[Page and application data records]
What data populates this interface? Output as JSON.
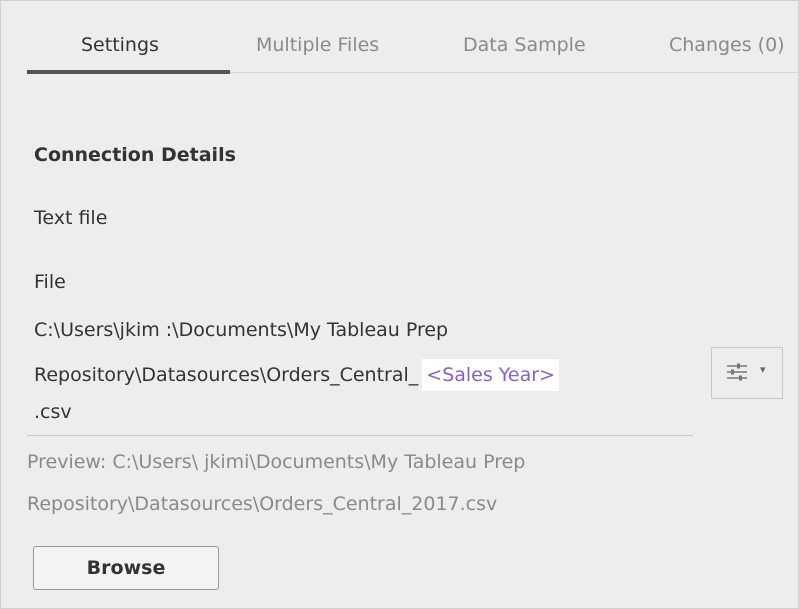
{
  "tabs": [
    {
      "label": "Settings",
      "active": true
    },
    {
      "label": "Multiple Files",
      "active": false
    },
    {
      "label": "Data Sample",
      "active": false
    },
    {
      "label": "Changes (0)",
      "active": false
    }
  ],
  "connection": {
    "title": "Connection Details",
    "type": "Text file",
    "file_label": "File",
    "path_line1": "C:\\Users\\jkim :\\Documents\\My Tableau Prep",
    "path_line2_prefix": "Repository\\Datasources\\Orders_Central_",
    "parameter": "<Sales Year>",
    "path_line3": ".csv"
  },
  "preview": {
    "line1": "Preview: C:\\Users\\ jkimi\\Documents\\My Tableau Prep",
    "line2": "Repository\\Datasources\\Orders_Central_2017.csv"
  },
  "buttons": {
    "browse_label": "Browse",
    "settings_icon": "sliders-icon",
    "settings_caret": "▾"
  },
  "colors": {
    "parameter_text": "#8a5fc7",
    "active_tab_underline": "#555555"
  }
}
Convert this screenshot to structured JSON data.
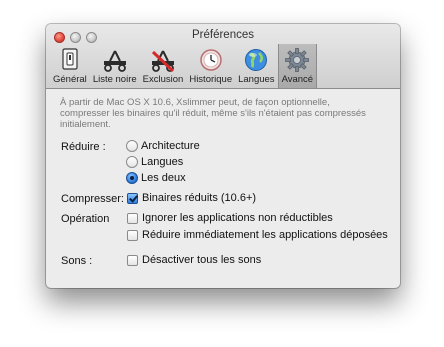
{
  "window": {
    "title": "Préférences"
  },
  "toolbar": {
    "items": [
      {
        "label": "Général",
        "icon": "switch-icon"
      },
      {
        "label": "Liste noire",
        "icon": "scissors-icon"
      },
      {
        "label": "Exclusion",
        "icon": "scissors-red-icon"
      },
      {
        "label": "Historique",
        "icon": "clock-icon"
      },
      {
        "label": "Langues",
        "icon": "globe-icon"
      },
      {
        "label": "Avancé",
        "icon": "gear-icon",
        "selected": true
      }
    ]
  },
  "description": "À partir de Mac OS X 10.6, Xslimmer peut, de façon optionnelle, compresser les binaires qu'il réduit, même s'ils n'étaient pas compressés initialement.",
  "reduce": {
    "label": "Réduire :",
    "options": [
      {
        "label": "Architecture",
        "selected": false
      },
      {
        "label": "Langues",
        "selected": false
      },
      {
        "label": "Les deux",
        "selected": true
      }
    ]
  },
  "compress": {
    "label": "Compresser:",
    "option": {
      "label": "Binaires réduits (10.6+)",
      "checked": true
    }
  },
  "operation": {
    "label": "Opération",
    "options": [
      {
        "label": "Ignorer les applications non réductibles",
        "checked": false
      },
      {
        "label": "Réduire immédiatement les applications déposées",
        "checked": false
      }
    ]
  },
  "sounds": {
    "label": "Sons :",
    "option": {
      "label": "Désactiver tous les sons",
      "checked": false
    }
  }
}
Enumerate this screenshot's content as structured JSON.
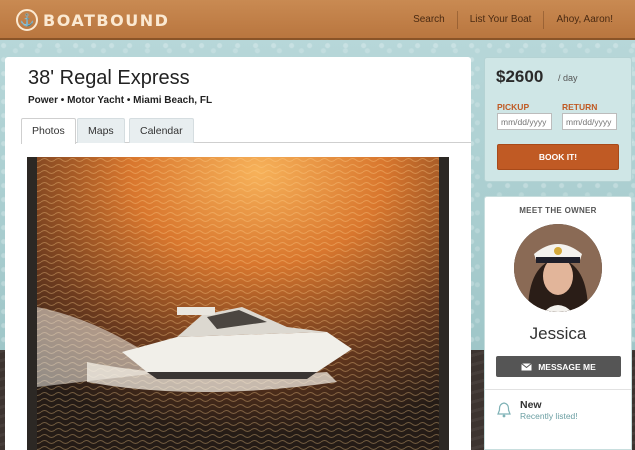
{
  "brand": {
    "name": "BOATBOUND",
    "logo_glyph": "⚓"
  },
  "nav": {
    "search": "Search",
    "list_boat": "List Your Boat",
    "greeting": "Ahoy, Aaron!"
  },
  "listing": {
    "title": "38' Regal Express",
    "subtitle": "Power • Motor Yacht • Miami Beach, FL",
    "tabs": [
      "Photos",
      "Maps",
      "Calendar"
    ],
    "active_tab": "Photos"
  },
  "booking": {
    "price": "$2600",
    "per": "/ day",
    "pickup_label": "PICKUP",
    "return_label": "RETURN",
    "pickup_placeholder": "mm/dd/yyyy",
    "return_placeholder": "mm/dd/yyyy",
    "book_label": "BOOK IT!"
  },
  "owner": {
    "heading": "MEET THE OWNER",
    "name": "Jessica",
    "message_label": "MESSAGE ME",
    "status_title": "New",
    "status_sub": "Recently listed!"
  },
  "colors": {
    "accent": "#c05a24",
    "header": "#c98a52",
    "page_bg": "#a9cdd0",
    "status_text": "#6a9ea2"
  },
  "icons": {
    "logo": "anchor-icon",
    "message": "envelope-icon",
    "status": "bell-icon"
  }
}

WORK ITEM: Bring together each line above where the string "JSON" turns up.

RESULT BELOW:
What data populates this interface? Output as JSON.
Convert this screenshot to structured JSON data.
Enumerate this screenshot's content as structured JSON.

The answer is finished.